Just nine companies are shaping our AI future. You good with that?

New book says the same names come up again and again: so will power get concentrated in too few corporate hands?

Posted 11 April 2019 by Gary Flood

Want to know which companies are setting the pace for our common AI (Artificial Intelligence) future?

It isn’t that hard, as it’s a very short list: they are a mix of US or Chinese tech giants – Alibaba, Amazon, Apple, Baidu, Facebook, Google, IBM, Microsoft, and Tencent.

The claim comes from a new book called The Big Nine: How the Tech Titans and Their Thinking Machines Could Warp Humanity, from author Amy Webb – and she says there’s a problem or two in the fact that this list is so small, and so concentrated in gigantic corporations.

In an interview for the US business press, Walsh claims that researching her book showed her that, “These companies that are building the frameworks, the custom silicon, it’s their algorithms, it’s their patents. They have the lion’s share of patents in this space, they’re able to attract the top talent, they have the best partnerships with the best universities…

“It’s these nine companies who are building the rules, systems and business models for the future of artificial intelligence. As a result, [they] have a pretty significant influence on the future of work in everyday life.”

She isn’t arguing that all these companies are a cartel, or working to deliver one AI to rule us all – the Chinese firms are dominated by their government’s objectives, while the US ones are all mega-capitalist.

But that means we may have to face a choice of just two AI paradigms, one where one State’s agenda is the active voice, or where products get pushed into commercial use as quickly as possible to satisfy shareholders.

“Decisions that drastically affect everyday life are being made by algorithms which were designed by a relatively small group of people working at just a few companies,” she is quoted in the article as saying.

“That process is not in any way meaningfully transparent [but] a system — a series of systems — built by a relatively small number of people into which many new startups are plugging in.

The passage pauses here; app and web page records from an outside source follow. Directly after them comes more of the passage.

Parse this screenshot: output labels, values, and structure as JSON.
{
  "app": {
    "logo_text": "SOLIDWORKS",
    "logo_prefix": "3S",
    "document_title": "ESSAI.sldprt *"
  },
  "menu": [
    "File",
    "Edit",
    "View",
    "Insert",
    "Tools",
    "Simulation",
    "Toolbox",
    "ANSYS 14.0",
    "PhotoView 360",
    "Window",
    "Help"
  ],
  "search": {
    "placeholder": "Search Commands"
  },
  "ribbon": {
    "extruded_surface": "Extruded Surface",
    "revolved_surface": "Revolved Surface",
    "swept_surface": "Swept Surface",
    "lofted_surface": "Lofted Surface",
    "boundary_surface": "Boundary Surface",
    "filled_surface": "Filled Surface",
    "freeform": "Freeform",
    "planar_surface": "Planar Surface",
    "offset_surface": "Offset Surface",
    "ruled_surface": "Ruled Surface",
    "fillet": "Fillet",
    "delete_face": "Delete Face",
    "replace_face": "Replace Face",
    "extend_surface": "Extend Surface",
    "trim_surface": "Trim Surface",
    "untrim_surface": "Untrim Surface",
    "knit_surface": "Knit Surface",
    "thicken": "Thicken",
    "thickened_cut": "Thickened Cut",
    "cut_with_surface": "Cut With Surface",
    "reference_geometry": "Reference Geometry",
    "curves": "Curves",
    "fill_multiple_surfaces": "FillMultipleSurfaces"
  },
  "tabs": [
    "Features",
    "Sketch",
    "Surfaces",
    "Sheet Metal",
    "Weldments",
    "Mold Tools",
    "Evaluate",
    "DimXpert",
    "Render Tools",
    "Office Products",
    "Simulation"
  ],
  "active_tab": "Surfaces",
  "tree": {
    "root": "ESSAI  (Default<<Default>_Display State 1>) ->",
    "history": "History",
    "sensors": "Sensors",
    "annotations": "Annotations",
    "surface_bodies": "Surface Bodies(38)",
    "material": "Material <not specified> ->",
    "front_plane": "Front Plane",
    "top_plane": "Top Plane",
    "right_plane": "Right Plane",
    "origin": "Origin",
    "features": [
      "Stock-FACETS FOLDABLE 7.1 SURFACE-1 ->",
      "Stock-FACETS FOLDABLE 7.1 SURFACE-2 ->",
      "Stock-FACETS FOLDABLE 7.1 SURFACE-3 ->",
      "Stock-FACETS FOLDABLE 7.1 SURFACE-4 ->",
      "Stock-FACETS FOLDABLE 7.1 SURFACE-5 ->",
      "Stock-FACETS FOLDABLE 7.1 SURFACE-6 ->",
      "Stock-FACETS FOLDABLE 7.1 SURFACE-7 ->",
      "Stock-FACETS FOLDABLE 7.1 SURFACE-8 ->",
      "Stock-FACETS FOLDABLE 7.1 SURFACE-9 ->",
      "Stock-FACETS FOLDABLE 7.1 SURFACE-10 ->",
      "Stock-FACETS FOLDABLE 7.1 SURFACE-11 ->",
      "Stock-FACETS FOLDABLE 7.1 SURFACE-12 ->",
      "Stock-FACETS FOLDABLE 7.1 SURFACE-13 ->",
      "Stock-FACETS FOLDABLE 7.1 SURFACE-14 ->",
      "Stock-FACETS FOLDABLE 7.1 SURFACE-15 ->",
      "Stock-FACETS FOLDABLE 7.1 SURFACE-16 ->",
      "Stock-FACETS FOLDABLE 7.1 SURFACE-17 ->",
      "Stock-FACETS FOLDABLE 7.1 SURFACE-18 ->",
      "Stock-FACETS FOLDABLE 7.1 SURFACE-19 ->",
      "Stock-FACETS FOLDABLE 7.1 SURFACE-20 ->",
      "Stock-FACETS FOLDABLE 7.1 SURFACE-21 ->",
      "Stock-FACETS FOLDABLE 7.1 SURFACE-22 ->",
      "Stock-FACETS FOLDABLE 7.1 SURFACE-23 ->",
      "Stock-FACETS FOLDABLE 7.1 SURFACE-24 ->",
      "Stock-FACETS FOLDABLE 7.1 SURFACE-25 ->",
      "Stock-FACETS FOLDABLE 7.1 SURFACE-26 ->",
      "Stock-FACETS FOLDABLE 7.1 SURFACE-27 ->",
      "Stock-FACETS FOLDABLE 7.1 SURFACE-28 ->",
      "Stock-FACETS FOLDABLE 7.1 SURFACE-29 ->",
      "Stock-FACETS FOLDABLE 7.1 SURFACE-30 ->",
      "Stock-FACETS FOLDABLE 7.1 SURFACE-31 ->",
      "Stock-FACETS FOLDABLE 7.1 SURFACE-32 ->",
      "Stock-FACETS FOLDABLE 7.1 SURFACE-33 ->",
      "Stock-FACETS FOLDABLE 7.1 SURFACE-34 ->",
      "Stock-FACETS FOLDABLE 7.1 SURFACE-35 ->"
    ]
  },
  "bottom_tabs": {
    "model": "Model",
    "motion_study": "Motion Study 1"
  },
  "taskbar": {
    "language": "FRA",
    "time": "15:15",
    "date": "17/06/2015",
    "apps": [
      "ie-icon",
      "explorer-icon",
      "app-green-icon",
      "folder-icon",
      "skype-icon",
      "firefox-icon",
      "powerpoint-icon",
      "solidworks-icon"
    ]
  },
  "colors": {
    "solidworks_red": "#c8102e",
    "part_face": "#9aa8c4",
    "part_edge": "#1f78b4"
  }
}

“[And] those systems are predicated on making decisions using various pieces of our data.”